Thus began a long journey leading up to a concours restoration. "I'm not mechanically inclined," Steve tells us. "So I had a friend help me get the car running." With a new fuel tank and sending unit, the 260 fired up and ran. A big moment for Steve was when he found "PACE CAR" in the radiator support. He tells us he believes it was put there in grease pencil over bare steel before the paint was applied.

When the restoration process began to outdistance Steve's abilities, he hauled the car to Mustangs & American Classics in Mission Viejo, California, where Monroe Weathers concluded the car needed floors, doors, quarter-panels, and fenders. Although the car had 150,000 miles on its original 260-2V V-8, it had never been apart, making it a solid foundation for rebuilding.

Monroe located new-old-stock sheetmetal and good used doors for Steve's project. John Hesford at Vintage Auto Body in Brea, California, performed all of the bodywork and paint, although Steve had a tough time tracking down Pace Car White, which was ultimately found as DDL-8321 on a Ford color chart.

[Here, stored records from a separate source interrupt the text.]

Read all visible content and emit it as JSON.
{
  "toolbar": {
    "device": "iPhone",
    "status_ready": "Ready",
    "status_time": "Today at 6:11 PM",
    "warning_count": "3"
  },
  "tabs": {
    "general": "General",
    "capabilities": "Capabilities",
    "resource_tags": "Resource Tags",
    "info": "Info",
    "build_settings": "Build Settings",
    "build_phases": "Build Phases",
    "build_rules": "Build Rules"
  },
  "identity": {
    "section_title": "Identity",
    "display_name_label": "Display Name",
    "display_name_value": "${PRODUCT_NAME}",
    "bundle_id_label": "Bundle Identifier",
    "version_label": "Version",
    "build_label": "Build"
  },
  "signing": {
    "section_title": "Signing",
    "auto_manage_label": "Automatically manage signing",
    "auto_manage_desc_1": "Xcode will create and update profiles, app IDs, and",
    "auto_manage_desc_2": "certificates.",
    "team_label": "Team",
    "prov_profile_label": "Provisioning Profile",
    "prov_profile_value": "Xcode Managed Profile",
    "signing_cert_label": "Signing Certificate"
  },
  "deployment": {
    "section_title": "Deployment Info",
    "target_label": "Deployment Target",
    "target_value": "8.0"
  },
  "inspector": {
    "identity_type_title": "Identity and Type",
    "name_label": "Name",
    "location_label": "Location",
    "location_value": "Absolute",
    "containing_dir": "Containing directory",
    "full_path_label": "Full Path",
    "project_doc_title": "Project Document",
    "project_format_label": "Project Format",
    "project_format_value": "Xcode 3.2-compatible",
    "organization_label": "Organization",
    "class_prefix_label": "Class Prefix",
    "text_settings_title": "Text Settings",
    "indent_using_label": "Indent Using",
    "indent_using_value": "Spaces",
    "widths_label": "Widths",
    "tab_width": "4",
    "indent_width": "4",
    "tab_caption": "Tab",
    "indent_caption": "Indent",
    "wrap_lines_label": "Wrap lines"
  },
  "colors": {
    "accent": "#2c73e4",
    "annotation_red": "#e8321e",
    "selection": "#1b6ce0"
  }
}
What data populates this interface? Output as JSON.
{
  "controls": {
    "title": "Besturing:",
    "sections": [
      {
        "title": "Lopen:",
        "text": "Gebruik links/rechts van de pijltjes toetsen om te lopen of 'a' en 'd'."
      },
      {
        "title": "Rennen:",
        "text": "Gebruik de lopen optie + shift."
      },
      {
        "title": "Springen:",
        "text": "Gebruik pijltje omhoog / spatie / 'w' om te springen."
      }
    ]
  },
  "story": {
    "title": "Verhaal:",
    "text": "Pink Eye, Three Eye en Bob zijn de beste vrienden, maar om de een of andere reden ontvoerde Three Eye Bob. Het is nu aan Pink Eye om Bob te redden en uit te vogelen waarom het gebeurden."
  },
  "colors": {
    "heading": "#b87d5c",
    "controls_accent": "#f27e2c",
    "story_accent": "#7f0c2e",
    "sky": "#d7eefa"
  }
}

Steve's Pace Car was one of the Green Flag contest cars. Assembled on April 20, 1964 at the Dearborn assembly plant, it was delivered to Thompson Auto Company in Thomasville, North Carolina. When Steve contacted the dealer in 2002, he was stunned to discover that the car's original salesman, Bennie Link, still worked for the dealership. Bennie remembered the car, telling Steve that it sat in the showroom until November. It was ultimately sold to the owner of a local minor league baseball team for $2,926. Bennie told Steve the buyer did not care for the Indy 500 graphics, asking the dealer to remove them and paint the car Skylight Blue. The car would pass through many owners in North Carolina and Virginia before Steve's purchase in 1996.

Steve's efforts on this car cannot be underestimated, especially considering he is not a mechanic or restorer by nature. So far, the pinnacle for Steve was winning Best of Show at the Fabulous Fords Forever at Knott's Berry Farm in 2003, where he was up against 1,800 other competitors. Steve's success could be written off as beginner's luck, but we don't think so. Steve believes you must be faithful to a car's history and authenticity. And that takes more commitment than luck.